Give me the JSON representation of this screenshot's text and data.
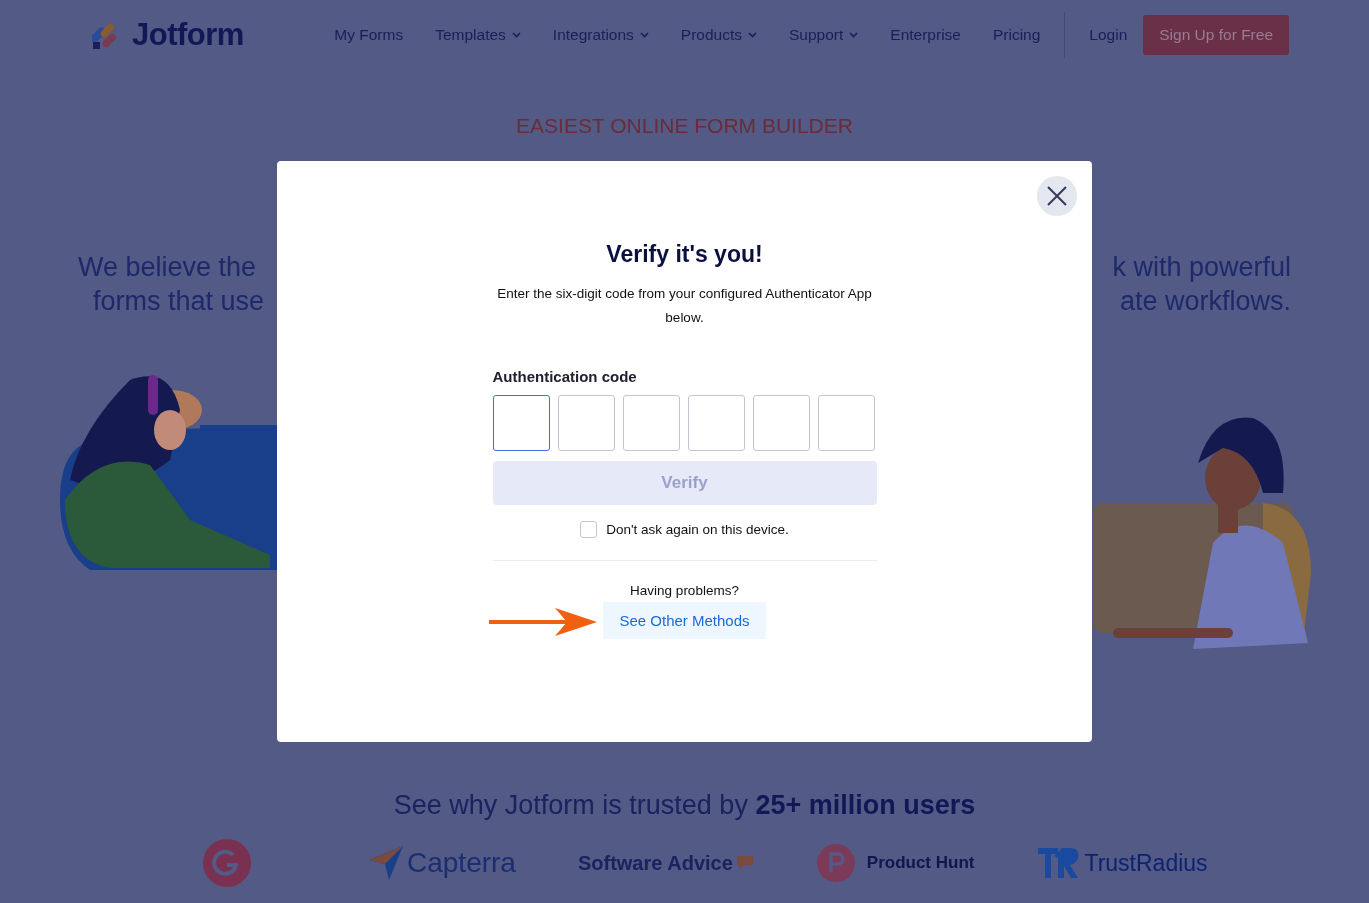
{
  "header": {
    "logo": "Jotform",
    "nav": [
      {
        "label": "My Forms",
        "dropdown": false
      },
      {
        "label": "Templates",
        "dropdown": true
      },
      {
        "label": "Integrations",
        "dropdown": true
      },
      {
        "label": "Products",
        "dropdown": true
      },
      {
        "label": "Support",
        "dropdown": true
      },
      {
        "label": "Enterprise",
        "dropdown": false
      },
      {
        "label": "Pricing",
        "dropdown": false
      }
    ],
    "login": "Login",
    "signup": "Sign Up for Free"
  },
  "tagline": "EASIEST ONLINE FORM BUILDER",
  "hero": {
    "left_lines": [
      "We believe the",
      "forms that use"
    ],
    "right_lines": [
      "k with powerful",
      "ate workflows."
    ]
  },
  "modal": {
    "title": "Verify it's you!",
    "description": "Enter the six-digit code from your configured Authenticator App below.",
    "code_label": "Authentication code",
    "code_boxes": [
      {
        "selected": true
      },
      {
        "selected": false
      },
      {
        "selected": false
      },
      {
        "selected": false
      },
      {
        "selected": false
      },
      {
        "selected": false
      }
    ],
    "verify": {
      "label": "Verify",
      "disabled": true
    },
    "remember": {
      "label": "Don't ask again on this device.",
      "checked": false
    },
    "problems": "Having problems?",
    "other_methods": "See Other Methods"
  },
  "trusted": {
    "text": "See why Jotform is trusted by **25+ million users**",
    "logos": [
      {
        "kind": "g2"
      },
      {
        "kind": "capterra",
        "name": "Capterra"
      },
      {
        "kind": "softwareadvice",
        "name": "Software Advice"
      },
      {
        "kind": "producthunt",
        "name": "Product Hunt"
      },
      {
        "kind": "trustradius",
        "name": "TrustRadius"
      }
    ]
  }
}
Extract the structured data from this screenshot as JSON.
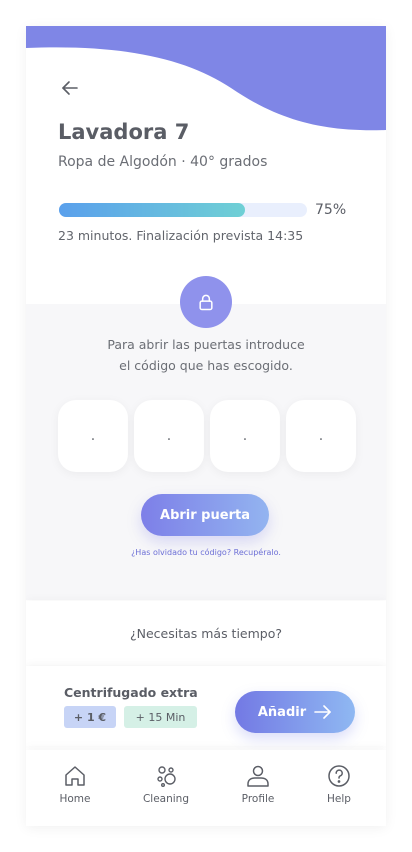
{
  "header": {
    "title": "Lavadora 7",
    "subtitle": "Ropa de Algodón · 40° grados",
    "back_icon": "arrow-left-icon"
  },
  "progress": {
    "value": 75,
    "percent_label": "75%",
    "status_text": "23 minutos. Finalización prevista 14:35"
  },
  "lock": {
    "icon": "lock-icon",
    "instructions_line1": "Para abrir las puertas introduce",
    "instructions_line2": "el código que has escogido.",
    "code_placeholders": [
      ".",
      ".",
      ".",
      "."
    ],
    "open_button_label": "Abrir puerta",
    "forgot_link": "¿Has olvidado tu código? Recupéralo."
  },
  "extra_time": {
    "question": "¿Necesitas más tiempo?",
    "option_title": "Centrifugado extra",
    "price_badge": "+ 1 €",
    "time_badge": "+ 15 Min",
    "add_button_label": "Añadir"
  },
  "nav": {
    "items": [
      {
        "label": "Home",
        "icon": "home-icon"
      },
      {
        "label": "Cleaning",
        "icon": "cleaning-icon"
      },
      {
        "label": "Profile",
        "icon": "profile-icon"
      },
      {
        "label": "Help",
        "icon": "help-icon"
      }
    ]
  },
  "colors": {
    "accent": "#7f86e6",
    "progress_start": "#5aa0ec",
    "progress_end": "#6fd0d5",
    "link": "#6d70d6"
  }
}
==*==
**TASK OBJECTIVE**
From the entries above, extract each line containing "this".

**YOUR SOLUTION**
Give me the JSON representation of this screenshot's text and data.
      "label": "Don't ask again on this device.",
Extract the structured data from this screenshot as JSON.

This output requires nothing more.